Task description
Restate the data word for word and leave the images out.

(Recorded data)
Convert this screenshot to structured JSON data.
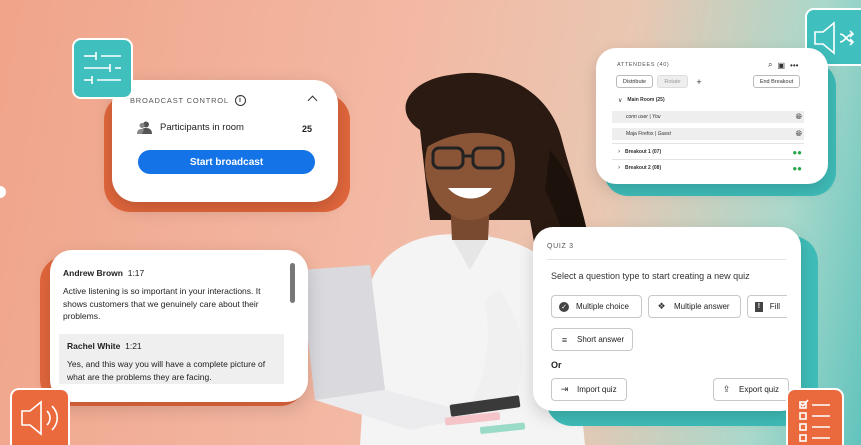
{
  "broadcast": {
    "header": "BROADCAST CONTROL",
    "participants_label": "Participants in room",
    "participants_count": "25",
    "start_label": "Start broadcast"
  },
  "attendees": {
    "title": "ATTENDEES (40)",
    "distribute": "Distribute",
    "rotate": "Rotate",
    "plus": "+",
    "end_breakout": "End Breakout",
    "main_room": "Main Room (25)",
    "users": [
      {
        "name": "conn user",
        "tag": "| You"
      },
      {
        "name": "Maja Firefox",
        "tag": "| Guest"
      }
    ],
    "breakout1": "Breakout 1 (07)",
    "breakout2": "Breakout 2 (08)"
  },
  "chat": {
    "msg1": {
      "author": "Andrew Brown",
      "time": "1:17",
      "text": "Active listening is so important in your interactions. It shows customers that we genuinely care about their problems."
    },
    "msg2": {
      "author": "Rachel White",
      "time": "1:21",
      "text": "Yes, and this way you will have a complete picture of what are the problems they are facing."
    }
  },
  "quiz": {
    "title": "QUIZ 3",
    "prompt": "Select a question type to start creating a new quiz",
    "multiple_choice": "Multiple choice",
    "multiple_answer": "Multiple answer",
    "fill": "Fill",
    "short_answer": "Short answer",
    "or": "Or",
    "import": "Import quiz",
    "export": "Export quiz"
  },
  "icons": {
    "top_left": "sliders-icon",
    "top_right": "speaker-shuffle-icon",
    "bottom_left": "speaker-icon",
    "bottom_right": "checklist-icon"
  },
  "colors": {
    "accent_blue": "#1473e6",
    "teal": "#3fbfbd",
    "orange": "#ea6a3d"
  }
}
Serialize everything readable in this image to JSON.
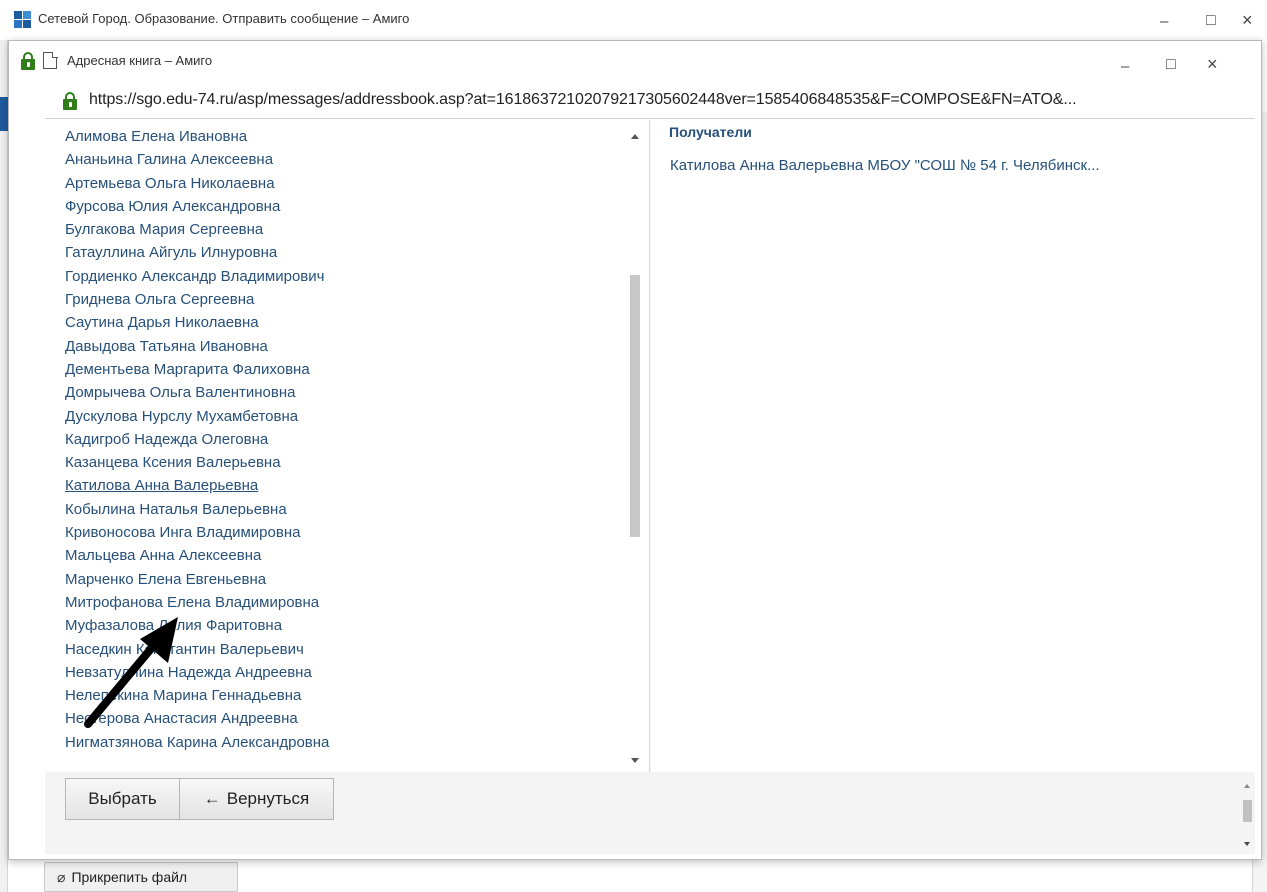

Final answer
Convert this screenshot to structured JSON data.
{
  "broadcast": {
    "header": "BROADCAST CONTROL",
    "participants_label": "Participants in room",
    "participants_count": "25",
    "start_label": "Start broadcast"
  },
  "attendees": {
    "title": "ATTENDEES (40)",
    "distribute": "Distribute",
    "rotate": "Rotate",
    "plus": "+",
    "end_breakout": "End Breakout",
    "main_room": "Main Room (25)",
    "users": [
      {
        "name": "conn user",
        "tag": "| You"
      },
      {
        "name": "Maja Firefox",
        "tag": "| Guest"
      }
    ],
    "breakout1": "Breakout 1 (07)",
    "breakout2": "Breakout 2 (08)"
  },
  "chat": {
    "msg1": {
      "author": "Andrew Brown",
      "time": "1:17",
      "text": "Active listening is so important in your interactions. It shows customers that we genuinely care about their problems."
    },
    "msg2": {
      "author": "Rachel White",
      "time": "1:21",
      "text": "Yes, and this way you will have a complete picture of what are the problems they are facing."
    }
  },
  "quiz": {
    "title": "QUIZ 3",
    "prompt": "Select a question type to start creating a new quiz",
    "multiple_choice": "Multiple choice",
    "multiple_answer": "Multiple answer",
    "fill": "Fill",
    "short_answer": "Short answer",
    "or": "Or",
    "import": "Import quiz",
    "export": "Export quiz"
  },
  "icons": {
    "top_left": "sliders-icon",
    "top_right": "speaker-shuffle-icon",
    "bottom_left": "speaker-icon",
    "bottom_right": "checklist-icon"
  },
  "colors": {
    "accent_blue": "#1473e6",
    "teal": "#3fbfbd",
    "orange": "#ea6a3d"
  }
}
Serialize everything readable in this image to JSON.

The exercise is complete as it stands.